[Work instruction]
Search the listing below for the string "JSON" and show each line that contains it.

Start of Source material

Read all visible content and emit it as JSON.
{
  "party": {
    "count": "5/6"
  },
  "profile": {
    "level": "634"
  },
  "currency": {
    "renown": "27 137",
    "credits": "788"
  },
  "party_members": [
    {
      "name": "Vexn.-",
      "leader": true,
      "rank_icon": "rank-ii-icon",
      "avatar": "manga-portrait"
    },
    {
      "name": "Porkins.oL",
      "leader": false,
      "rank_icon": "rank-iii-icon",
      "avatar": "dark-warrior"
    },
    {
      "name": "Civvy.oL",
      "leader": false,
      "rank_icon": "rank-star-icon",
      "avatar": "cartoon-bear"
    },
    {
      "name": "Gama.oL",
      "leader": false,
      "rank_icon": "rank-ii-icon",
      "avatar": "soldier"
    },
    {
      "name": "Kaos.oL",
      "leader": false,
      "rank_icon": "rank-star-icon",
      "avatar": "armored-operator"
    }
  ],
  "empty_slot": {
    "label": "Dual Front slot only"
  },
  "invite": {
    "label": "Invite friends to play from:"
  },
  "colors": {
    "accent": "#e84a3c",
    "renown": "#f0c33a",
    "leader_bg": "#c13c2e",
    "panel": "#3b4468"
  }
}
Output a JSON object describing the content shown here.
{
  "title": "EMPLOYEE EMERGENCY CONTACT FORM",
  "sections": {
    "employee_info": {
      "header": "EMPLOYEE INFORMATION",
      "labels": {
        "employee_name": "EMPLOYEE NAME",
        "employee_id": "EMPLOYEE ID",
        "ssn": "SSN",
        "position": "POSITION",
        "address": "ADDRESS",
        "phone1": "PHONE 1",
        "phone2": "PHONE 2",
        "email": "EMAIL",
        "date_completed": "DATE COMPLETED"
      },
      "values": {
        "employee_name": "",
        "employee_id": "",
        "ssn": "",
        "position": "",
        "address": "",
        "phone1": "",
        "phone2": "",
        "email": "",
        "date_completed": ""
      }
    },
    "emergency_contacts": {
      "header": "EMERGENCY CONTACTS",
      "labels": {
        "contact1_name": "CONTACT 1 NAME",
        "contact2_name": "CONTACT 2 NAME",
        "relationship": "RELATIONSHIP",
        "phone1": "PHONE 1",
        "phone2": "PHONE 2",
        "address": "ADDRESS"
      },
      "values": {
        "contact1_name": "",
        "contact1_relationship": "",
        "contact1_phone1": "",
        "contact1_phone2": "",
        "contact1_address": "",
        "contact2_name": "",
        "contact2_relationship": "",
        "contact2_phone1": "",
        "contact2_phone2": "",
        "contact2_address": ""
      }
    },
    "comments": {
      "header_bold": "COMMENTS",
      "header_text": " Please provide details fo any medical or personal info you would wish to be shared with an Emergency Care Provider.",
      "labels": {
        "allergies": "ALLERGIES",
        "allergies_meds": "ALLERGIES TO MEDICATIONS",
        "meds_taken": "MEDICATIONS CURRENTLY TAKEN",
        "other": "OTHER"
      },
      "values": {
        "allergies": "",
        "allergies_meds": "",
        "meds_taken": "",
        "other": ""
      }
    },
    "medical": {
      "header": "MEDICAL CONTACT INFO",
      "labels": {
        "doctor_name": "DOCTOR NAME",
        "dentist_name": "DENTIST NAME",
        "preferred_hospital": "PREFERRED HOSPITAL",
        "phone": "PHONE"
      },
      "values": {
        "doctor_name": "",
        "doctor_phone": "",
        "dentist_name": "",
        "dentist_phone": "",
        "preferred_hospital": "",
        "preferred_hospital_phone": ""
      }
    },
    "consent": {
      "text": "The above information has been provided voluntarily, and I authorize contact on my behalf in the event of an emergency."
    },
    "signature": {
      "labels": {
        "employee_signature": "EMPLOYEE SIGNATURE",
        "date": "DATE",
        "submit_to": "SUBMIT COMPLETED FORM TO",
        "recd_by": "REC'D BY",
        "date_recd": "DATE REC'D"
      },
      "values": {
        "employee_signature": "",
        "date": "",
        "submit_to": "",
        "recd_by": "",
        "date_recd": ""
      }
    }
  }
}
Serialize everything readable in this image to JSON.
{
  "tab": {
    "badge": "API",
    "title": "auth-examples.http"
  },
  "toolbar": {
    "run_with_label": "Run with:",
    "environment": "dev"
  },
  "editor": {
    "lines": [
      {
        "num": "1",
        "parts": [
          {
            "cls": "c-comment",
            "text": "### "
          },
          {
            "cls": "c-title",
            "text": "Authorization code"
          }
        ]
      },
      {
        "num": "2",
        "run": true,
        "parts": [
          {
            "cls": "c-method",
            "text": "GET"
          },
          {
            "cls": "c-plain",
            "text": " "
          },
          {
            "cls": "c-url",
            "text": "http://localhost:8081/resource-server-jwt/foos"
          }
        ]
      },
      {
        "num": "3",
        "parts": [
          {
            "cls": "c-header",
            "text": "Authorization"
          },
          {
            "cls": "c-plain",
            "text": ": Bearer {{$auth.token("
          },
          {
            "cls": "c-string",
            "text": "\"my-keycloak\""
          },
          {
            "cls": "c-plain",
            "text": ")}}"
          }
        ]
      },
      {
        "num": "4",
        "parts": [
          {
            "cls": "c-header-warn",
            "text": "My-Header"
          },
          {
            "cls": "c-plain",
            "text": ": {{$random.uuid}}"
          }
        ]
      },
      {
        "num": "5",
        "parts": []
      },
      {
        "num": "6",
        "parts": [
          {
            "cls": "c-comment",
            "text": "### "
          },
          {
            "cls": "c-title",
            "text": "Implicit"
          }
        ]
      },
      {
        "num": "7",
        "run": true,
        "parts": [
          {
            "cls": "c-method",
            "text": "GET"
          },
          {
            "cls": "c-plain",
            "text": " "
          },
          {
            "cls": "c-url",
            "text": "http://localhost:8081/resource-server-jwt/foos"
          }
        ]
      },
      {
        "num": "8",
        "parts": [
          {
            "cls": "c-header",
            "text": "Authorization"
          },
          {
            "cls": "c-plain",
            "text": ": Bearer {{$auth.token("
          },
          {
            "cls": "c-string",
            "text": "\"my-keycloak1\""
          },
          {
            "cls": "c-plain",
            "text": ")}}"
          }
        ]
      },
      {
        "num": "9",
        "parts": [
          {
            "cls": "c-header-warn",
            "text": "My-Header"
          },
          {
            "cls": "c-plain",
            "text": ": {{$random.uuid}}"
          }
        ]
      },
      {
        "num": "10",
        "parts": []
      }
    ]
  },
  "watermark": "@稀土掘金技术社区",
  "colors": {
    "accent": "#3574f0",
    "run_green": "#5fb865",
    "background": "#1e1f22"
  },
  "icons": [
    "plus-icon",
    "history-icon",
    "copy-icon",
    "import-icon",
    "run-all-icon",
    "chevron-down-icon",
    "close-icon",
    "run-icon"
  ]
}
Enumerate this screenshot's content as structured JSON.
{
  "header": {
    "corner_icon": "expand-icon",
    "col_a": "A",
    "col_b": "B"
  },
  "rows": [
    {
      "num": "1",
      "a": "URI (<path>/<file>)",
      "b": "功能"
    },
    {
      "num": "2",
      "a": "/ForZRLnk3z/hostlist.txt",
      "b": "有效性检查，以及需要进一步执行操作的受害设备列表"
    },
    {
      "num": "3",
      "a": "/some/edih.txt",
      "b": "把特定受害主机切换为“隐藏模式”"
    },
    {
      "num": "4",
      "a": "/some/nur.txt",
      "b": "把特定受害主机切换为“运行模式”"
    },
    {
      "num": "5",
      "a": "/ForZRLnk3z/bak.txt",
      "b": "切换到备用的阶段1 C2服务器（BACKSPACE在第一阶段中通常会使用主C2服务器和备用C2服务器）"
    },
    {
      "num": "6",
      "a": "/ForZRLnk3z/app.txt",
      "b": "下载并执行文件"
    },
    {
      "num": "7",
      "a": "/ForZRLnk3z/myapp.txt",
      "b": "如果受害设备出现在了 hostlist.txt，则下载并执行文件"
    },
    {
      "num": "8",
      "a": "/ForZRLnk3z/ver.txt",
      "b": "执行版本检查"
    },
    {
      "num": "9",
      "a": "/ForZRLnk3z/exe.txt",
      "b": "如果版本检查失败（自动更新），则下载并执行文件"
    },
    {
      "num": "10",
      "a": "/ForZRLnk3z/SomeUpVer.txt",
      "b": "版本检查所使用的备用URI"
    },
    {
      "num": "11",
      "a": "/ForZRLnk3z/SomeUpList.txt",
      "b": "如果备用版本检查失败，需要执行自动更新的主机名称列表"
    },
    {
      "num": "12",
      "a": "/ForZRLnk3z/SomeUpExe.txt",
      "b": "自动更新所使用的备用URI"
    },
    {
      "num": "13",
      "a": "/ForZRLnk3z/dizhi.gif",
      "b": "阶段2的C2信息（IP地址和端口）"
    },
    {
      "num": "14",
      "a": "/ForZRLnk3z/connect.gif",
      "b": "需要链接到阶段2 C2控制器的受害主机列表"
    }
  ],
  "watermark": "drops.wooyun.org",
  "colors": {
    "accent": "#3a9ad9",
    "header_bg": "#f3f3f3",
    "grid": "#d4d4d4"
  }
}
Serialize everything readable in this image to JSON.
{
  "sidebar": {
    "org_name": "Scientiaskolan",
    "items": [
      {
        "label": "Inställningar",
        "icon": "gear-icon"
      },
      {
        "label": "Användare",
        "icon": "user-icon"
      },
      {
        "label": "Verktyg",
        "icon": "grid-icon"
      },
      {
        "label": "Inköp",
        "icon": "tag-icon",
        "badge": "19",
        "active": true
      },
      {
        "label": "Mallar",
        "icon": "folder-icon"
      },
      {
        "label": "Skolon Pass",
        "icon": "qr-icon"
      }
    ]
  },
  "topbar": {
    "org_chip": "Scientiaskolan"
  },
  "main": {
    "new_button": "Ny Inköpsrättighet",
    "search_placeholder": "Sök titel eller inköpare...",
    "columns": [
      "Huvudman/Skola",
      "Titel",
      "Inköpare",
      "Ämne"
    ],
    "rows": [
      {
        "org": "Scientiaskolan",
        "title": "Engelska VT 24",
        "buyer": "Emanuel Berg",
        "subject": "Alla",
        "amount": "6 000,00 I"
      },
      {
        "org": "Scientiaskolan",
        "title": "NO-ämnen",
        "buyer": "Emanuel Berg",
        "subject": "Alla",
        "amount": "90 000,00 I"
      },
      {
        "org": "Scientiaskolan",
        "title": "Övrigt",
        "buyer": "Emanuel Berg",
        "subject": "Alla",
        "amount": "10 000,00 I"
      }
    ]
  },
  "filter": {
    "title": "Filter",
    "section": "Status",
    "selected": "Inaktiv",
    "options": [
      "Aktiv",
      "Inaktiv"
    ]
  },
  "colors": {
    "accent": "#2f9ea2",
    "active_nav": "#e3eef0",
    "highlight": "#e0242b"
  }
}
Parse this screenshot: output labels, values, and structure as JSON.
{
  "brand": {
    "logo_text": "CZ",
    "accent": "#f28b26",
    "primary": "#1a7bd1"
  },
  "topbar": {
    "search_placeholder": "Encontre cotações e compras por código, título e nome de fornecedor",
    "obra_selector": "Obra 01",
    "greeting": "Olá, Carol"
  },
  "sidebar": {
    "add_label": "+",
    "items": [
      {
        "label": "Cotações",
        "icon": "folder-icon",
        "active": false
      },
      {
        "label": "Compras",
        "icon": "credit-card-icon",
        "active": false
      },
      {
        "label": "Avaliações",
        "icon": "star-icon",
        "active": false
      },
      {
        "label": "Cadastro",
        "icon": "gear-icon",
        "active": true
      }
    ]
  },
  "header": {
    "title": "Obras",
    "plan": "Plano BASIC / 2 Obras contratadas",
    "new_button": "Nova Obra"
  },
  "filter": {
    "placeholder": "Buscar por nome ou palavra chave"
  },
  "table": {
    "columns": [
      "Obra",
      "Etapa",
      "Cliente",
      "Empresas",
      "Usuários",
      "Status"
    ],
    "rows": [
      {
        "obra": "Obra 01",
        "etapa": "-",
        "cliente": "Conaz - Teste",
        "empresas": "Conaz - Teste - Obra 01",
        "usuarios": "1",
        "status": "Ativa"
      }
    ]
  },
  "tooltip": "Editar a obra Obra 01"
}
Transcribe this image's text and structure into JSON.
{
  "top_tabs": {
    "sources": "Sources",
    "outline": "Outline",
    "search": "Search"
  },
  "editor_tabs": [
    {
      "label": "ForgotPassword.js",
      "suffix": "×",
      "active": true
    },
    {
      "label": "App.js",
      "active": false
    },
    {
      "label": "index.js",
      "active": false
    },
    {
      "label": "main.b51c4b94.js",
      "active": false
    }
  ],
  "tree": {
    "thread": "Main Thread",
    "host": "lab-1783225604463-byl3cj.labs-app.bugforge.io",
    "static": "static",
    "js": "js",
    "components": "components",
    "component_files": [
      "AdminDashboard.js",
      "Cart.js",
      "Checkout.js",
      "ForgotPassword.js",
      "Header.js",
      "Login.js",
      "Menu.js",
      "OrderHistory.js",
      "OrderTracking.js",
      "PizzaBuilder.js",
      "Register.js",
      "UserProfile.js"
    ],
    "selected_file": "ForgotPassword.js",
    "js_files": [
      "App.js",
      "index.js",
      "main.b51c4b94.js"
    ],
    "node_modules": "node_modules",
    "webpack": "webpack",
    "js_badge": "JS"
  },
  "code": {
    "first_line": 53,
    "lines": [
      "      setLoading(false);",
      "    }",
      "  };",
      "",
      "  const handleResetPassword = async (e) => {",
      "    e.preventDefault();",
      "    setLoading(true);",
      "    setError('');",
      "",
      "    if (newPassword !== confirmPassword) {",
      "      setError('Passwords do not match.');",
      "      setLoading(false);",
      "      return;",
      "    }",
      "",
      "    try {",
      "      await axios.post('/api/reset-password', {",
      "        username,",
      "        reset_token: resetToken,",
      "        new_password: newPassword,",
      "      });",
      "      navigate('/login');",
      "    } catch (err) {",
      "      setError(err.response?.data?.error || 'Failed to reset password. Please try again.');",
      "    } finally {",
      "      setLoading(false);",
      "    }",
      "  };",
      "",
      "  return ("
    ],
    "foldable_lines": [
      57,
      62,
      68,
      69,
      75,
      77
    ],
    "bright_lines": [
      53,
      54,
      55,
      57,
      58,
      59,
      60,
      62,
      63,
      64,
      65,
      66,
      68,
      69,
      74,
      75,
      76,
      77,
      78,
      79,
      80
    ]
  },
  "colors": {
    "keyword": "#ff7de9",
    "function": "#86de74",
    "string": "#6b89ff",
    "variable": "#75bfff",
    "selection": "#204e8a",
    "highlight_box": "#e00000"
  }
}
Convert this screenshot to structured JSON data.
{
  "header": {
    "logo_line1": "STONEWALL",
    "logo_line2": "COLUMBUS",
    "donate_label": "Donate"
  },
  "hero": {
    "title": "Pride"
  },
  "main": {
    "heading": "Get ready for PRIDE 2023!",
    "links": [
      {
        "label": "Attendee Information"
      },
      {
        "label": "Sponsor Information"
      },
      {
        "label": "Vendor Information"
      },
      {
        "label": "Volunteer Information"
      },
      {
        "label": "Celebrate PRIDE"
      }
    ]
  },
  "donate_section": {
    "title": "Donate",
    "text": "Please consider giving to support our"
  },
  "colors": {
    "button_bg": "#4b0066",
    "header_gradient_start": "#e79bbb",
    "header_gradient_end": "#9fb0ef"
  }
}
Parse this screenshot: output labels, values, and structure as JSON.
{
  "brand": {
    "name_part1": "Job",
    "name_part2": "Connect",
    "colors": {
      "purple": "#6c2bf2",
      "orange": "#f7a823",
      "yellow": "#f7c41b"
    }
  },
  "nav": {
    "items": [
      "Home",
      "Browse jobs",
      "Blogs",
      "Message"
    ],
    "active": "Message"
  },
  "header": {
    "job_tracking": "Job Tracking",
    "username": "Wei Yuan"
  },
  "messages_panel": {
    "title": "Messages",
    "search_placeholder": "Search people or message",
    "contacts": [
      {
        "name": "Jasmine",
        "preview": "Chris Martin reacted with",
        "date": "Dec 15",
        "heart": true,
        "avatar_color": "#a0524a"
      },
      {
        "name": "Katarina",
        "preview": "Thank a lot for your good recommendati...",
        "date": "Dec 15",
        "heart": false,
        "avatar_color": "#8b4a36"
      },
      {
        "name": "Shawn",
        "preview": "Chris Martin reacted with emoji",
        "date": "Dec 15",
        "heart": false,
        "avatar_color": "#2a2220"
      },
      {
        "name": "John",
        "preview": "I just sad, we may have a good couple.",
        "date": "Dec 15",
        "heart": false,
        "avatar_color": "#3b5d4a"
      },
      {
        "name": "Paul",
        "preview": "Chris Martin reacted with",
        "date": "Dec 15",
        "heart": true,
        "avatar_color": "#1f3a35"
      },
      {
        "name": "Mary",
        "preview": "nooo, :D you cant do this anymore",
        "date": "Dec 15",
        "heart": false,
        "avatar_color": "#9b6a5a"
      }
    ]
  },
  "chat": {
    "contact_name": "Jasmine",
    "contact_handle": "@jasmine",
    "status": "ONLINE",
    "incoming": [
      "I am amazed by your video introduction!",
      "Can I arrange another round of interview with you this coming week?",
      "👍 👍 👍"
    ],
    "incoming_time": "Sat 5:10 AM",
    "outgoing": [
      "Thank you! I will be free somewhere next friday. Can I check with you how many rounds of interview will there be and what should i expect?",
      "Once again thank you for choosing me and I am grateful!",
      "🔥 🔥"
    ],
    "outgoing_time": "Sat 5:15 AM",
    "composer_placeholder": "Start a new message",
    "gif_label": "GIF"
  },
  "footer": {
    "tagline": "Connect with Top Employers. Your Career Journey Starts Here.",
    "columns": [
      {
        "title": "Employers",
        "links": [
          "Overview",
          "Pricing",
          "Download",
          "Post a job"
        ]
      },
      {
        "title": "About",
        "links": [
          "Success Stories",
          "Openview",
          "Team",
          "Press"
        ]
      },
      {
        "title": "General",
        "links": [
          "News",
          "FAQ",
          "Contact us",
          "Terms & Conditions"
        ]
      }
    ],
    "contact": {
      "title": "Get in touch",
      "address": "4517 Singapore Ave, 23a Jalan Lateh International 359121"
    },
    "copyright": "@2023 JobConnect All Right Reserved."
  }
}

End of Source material

[Problem solution]
Read all visible content and emit it as JSON.
Output a JSON object describing the content shown here.
Serialize everything readable in this image to JSON.
Enumerate this screenshot's content as structured JSON.
Serialize everything readable in this image to JSON.
Parse this screenshot: output labels, values, and structure as JSON.
Transcribe this image's text and structure into JSON.
Convert this screenshot to structured JSON data.
Parse this screenshot: output labels, values, and structure as JSON.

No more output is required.